> _TASK PROMPT_:
Each entry below must be given again word for word, with no pictures.

> _RECORDS PROVIDED_:
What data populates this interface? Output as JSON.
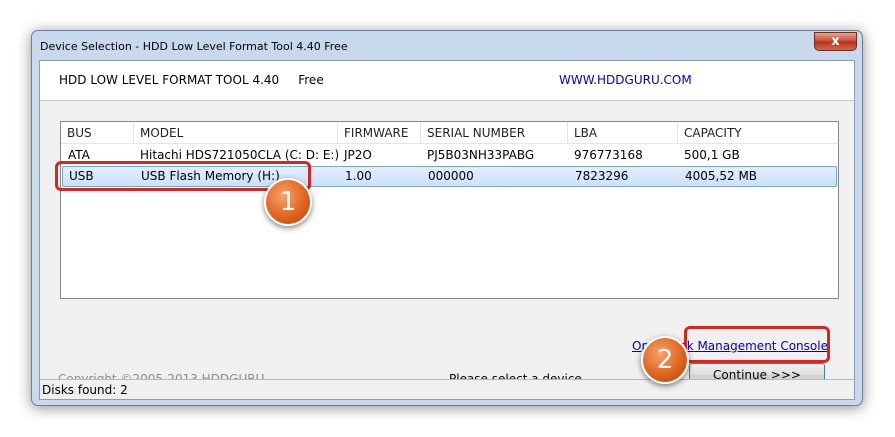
{
  "window": {
    "title": "Device Selection - HDD Low Level Format Tool 4.40     Free",
    "close_symbol": "x"
  },
  "header": {
    "app_title": "HDD LOW LEVEL FORMAT TOOL 4.40     Free",
    "site_link": "WWW.HDDGURU.COM"
  },
  "table": {
    "columns": [
      "BUS",
      "MODEL",
      "FIRMWARE",
      "SERIAL NUMBER",
      "LBA",
      "CAPACITY"
    ],
    "rows": [
      [
        "ATA",
        "Hitachi HDS721050CLA (C: D: E:)",
        "JP2O",
        "PJ5B03NH33PABG",
        "976773168",
        "500,1 GB"
      ],
      [
        "USB",
        "USB Flash Memory (H:)",
        "1.00",
        "000000",
        "7823296",
        "4005,52 MB"
      ]
    ],
    "selected_row": 1
  },
  "footer": {
    "disk_management_link": "Open Disk Management Console",
    "copyright": "Copyright ©2005-2013 HDDGURU",
    "status_message": "Please select a device",
    "continue_label": "Continue >>>",
    "disks_found": "Disks found: 2"
  },
  "annotations": {
    "badge_1": "1",
    "badge_2": "2",
    "highlight_color": "#d7261f",
    "badge_color": "#e0651e"
  }
}
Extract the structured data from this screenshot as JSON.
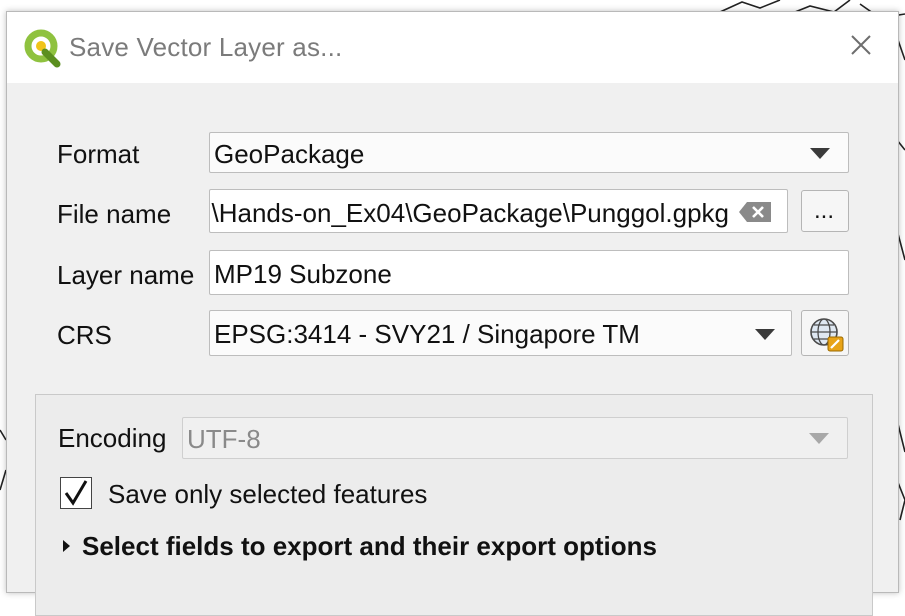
{
  "window": {
    "title": "Save Vector Layer as..."
  },
  "form": {
    "format_label": "Format",
    "format_value": "GeoPackage",
    "filename_label": "File name",
    "filename_value": "\\Hands-on_Ex04\\GeoPackage\\Punggol.gpkg",
    "browse_label": "...",
    "layername_label": "Layer name",
    "layername_value": "MP19 Subzone",
    "crs_label": "CRS",
    "crs_value": "EPSG:3414 - SVY21 / Singapore TM"
  },
  "options": {
    "encoding_label": "Encoding",
    "encoding_value": "UTF-8",
    "save_selected_label": "Save only selected features",
    "save_selected_checked": true,
    "fields_section_label": "Select fields to export and their export options"
  },
  "icons": {
    "app": "qgis-logo-icon",
    "close": "close-icon",
    "clear": "clear-text-icon",
    "crs_selector": "globe-crs-icon",
    "expand": "expand-triangle-icon"
  },
  "colors": {
    "qgis_green": "#8fc23f",
    "qgis_dark": "#5b8f1f",
    "crs_orange": "#e8a317",
    "disabled_text": "#8a8a8a"
  }
}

> _ANSWER_:
What data populates this interface? Output as JSON.
{
  "window": {
    "title": "Device Selection - HDD Low Level Format Tool 4.40     Free",
    "close_symbol": "x"
  },
  "header": {
    "app_title": "HDD LOW LEVEL FORMAT TOOL 4.40     Free",
    "site_link": "WWW.HDDGURU.COM"
  },
  "table": {
    "columns": [
      "BUS",
      "MODEL",
      "FIRMWARE",
      "SERIAL NUMBER",
      "LBA",
      "CAPACITY"
    ],
    "rows": [
      [
        "ATA",
        "Hitachi HDS721050CLA (C: D: E:)",
        "JP2O",
        "PJ5B03NH33PABG",
        "976773168",
        "500,1 GB"
      ],
      [
        "USB",
        "USB Flash Memory (H:)",
        "1.00",
        "000000",
        "7823296",
        "4005,52 MB"
      ]
    ],
    "selected_row": 1
  },
  "footer": {
    "disk_management_link": "Open Disk Management Console",
    "copyright": "Copyright ©2005-2013 HDDGURU",
    "status_message": "Please select a device",
    "continue_label": "Continue >>>",
    "disks_found": "Disks found: 2"
  },
  "annotations": {
    "badge_1": "1",
    "badge_2": "2",
    "highlight_color": "#d7261f",
    "badge_color": "#e0651e"
  }
}
Extract the structured data from this screenshot as JSON.
{
  "window": {
    "title": "Save Vector Layer as..."
  },
  "form": {
    "format_label": "Format",
    "format_value": "GeoPackage",
    "filename_label": "File name",
    "filename_value": "\\Hands-on_Ex04\\GeoPackage\\Punggol.gpkg",
    "browse_label": "...",
    "layername_label": "Layer name",
    "layername_value": "MP19 Subzone",
    "crs_label": "CRS",
    "crs_value": "EPSG:3414 - SVY21 / Singapore TM"
  },
  "options": {
    "encoding_label": "Encoding",
    "encoding_value": "UTF-8",
    "save_selected_label": "Save only selected features",
    "save_selected_checked": true,
    "fields_section_label": "Select fields to export and their export options"
  },
  "icons": {
    "app": "qgis-logo-icon",
    "close": "close-icon",
    "clear": "clear-text-icon",
    "crs_selector": "globe-crs-icon",
    "expand": "expand-triangle-icon"
  },
  "colors": {
    "qgis_green": "#8fc23f",
    "qgis_dark": "#5b8f1f",
    "crs_orange": "#e8a317",
    "disabled_text": "#8a8a8a"
  }
}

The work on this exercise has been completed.